Mercedes-Benz says it will outsource some elements of its future car designs, so that it can focus on green technologies and the future of motoring.

With nearly half of Mercedes-Benz’s entire research and development budget now being spent on technologies like enhanced fuel efficiency, alternate power systems and even autonomous driving, it has been forced to outsource some of its traditional hardware engineering.

Daimler's R&D chief Dr Thomas Weber says that while core engineering functions like safety or chassis architecture will never leave its control, other areas of engineering are not as sacred.

He said the push for internet connectivity and autonomous driving is pushing car-makers to focus on electronics engineering and less on their traditional skills.

“We are spending about 50 per cent of the whole research and development budget on green technologies, but that’s not just engines,” he said.

“That includes the whole investment in engines and transmissions and the drivetrain and in hybrids and lightweight construction and aerodynamics.

“Our target is to reduce the share of R&D spending on this part by standardisation internally and sometimes, from the development point of view, with external suppliers.

“The share [of the R&D budget] in this field has been at a constant level but if we anticipate that the whole budget will grow, the percentage point of this technology will be step-by-step reduced.

“A lot of that is because electronic simulations are making this cheaper than it used to be.”

Mercedes-Benz is already shares engineering resources with Nissan and Renault, in a partnership that produced cars like the SMART fortwo and forfour, and the Renault Twingo.

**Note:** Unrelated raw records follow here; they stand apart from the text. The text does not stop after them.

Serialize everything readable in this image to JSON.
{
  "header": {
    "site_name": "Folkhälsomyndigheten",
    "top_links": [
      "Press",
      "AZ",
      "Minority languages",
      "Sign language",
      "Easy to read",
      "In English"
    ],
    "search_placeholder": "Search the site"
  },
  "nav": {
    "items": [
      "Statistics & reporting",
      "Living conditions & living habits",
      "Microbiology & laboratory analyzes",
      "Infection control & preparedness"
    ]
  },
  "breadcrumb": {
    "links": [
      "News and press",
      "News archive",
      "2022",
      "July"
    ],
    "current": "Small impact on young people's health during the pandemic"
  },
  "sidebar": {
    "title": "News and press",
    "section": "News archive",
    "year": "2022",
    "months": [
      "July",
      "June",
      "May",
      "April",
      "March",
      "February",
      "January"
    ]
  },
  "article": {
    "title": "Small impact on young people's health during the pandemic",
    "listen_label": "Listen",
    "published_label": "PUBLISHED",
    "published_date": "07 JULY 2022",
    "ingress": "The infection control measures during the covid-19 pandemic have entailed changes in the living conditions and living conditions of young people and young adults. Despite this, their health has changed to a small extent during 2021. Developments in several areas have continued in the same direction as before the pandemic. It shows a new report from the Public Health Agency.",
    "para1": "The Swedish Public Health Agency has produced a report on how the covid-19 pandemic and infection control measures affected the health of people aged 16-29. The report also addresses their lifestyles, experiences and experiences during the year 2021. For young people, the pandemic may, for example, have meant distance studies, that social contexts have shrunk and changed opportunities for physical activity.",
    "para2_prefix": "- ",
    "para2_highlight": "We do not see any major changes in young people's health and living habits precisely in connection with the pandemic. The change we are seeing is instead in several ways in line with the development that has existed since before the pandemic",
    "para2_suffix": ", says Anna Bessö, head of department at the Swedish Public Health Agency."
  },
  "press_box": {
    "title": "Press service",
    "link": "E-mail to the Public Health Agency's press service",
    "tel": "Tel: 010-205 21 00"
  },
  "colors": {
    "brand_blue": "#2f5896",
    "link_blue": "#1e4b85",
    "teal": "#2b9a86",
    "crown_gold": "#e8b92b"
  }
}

It has also allowed the companies to have rebodied commercial vehicles, and has seen Mercedes use Renault-built four-cylinder engines in its smaller cars.

Dr Weber says these links will be extended.

“We would never do it outside for platform engineering or development for core models, though, but if it’s an adaptation of a model, for a specific market like China, why not?

“I know the huge amount of money we spend for adaptation because today we use our own subsidiary engineering operation.

“When it comes to a variant of an existing model or a China version or a specific adaptation for a specific country, then why not do it outside?” he asked.

But Dr Weber insists that some areas will remain sacrosanct and in-house, such as new architecture development and safety.

“We will keep new innovations, platform, the first vehicle in the cycle, the first prototyping. That will never leave,” he said.

“Safety is one of the key areas and it’s still a core for our brand. In safety, we have to improve with the passive safety work and that has to include add-on regulations in all marketplaces.

“We still focus on passive safety, but also we are now focusing as much as possible on the active (Collision Prevention Assist) side. It’s only through this that we can reach a new level of safety that hasn’t been seen before,” he said.